Task instructions >> Each entry should be written out once more, exactly as given below.

Segment Start: Supplied data

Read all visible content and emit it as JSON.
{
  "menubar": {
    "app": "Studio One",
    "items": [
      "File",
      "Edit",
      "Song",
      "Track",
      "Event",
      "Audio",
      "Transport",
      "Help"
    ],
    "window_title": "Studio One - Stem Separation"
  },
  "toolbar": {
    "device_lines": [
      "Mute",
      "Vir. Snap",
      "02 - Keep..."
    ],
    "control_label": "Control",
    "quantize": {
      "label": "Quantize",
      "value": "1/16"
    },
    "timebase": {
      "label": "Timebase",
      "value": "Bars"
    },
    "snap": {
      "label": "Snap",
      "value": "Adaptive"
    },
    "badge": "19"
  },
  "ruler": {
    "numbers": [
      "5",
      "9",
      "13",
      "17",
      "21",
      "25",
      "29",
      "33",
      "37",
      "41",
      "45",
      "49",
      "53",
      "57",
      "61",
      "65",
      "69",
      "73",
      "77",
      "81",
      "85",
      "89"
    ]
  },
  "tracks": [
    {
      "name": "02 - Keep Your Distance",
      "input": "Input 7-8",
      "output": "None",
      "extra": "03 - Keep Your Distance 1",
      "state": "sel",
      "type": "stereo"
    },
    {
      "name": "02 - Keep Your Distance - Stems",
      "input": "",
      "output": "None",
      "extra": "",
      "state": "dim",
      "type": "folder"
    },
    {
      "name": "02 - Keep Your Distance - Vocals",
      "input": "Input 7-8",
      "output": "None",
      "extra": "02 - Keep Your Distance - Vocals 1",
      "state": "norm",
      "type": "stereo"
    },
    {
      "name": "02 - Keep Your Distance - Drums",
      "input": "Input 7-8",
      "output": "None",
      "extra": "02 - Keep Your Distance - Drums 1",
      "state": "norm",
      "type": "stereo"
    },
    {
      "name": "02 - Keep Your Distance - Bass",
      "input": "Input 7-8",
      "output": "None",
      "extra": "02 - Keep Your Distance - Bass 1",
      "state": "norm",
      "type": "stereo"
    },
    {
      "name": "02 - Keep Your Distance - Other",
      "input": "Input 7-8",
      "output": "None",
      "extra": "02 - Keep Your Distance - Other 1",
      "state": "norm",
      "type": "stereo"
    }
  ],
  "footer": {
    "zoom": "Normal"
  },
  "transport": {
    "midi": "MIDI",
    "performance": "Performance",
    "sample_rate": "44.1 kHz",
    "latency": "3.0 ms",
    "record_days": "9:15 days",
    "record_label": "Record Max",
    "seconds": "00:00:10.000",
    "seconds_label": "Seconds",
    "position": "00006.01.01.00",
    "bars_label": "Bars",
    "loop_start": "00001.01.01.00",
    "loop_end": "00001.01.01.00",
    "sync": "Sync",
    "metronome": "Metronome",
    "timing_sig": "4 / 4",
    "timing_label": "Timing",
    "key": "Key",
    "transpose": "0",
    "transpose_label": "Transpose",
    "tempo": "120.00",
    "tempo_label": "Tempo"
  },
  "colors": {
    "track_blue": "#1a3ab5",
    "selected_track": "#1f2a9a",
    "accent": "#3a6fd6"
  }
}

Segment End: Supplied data

Reply to the exercise >>
Read all visible content and emit it as JSON.
{
  "menubar": {
    "app": "Studio One",
    "items": [
      "File",
      "Edit",
      "Song",
      "Track",
      "Event",
      "Audio",
      "Transport",
      "Help"
    ],
    "window_title": "Studio One - Stem Separation"
  },
  "toolbar": {
    "device_lines": [
      "Mute",
      "Vir. Snap",
      "02 - Keep..."
    ],
    "control_label": "Control",
    "quantize": {
      "label": "Quantize",
      "value": "1/16"
    },
    "timebase": {
      "label": "Timebase",
      "value": "Bars"
    },
    "snap": {
      "label": "Snap",
      "value": "Adaptive"
    },
    "badge": "19"
  },
  "ruler": {
    "numbers": [
      "5",
      "9",
      "13",
      "17",
      "21",
      "25",
      "29",
      "33",
      "37",
      "41",
      "45",
      "49",
      "53",
      "57",
      "61",
      "65",
      "69",
      "73",
      "77",
      "81",
      "85",
      "89"
    ]
  },
  "tracks": [
    {
      "name": "02 - Keep Your Distance",
      "input": "Input 7-8",
      "output": "None",
      "extra": "03 - Keep Your Distance 1",
      "state": "sel",
      "type": "stereo"
    },
    {
      "name": "02 - Keep Your Distance - Stems",
      "input": "",
      "output": "None",
      "extra": "",
      "state": "dim",
      "type": "folder"
    },
    {
      "name": "02 - Keep Your Distance - Vocals",
      "input": "Input 7-8",
      "output": "None",
      "extra": "02 - Keep Your Distance - Vocals 1",
      "state": "norm",
      "type": "stereo"
    },
    {
      "name": "02 - Keep Your Distance - Drums",
      "input": "Input 7-8",
      "output": "None",
      "extra": "02 - Keep Your Distance - Drums 1",
      "state": "norm",
      "type": "stereo"
    },
    {
      "name": "02 - Keep Your Distance - Bass",
      "input": "Input 7-8",
      "output": "None",
      "extra": "02 - Keep Your Distance - Bass 1",
      "state": "norm",
      "type": "stereo"
    },
    {
      "name": "02 - Keep Your Distance - Other",
      "input": "Input 7-8",
      "output": "None",
      "extra": "02 - Keep Your Distance - Other 1",
      "state": "norm",
      "type": "stereo"
    }
  ],
  "footer": {
    "zoom": "Normal"
  },
  "transport": {
    "midi": "MIDI",
    "performance": "Performance",
    "sample_rate": "44.1 kHz",
    "latency": "3.0 ms",
    "record_days": "9:15 days",
    "record_label": "Record Max",
    "seconds": "00:00:10.000",
    "seconds_label": "Seconds",
    "position": "00006.01.01.00",
    "bars_label": "Bars",
    "loop_start": "00001.01.01.00",
    "loop_end": "00001.01.01.00",
    "sync": "Sync",
    "metronome": "Metronome",
    "timing_sig": "4 / 4",
    "timing_label": "Timing",
    "key": "Key",
    "transpose": "0",
    "transpose_label": "Transpose",
    "tempo": "120.00",
    "tempo_label": "Tempo"
  },
  "colors": {
    "track_blue": "#1a3ab5",
    "selected_track": "#1f2a9a",
    "accent": "#3a6fd6"
  }
}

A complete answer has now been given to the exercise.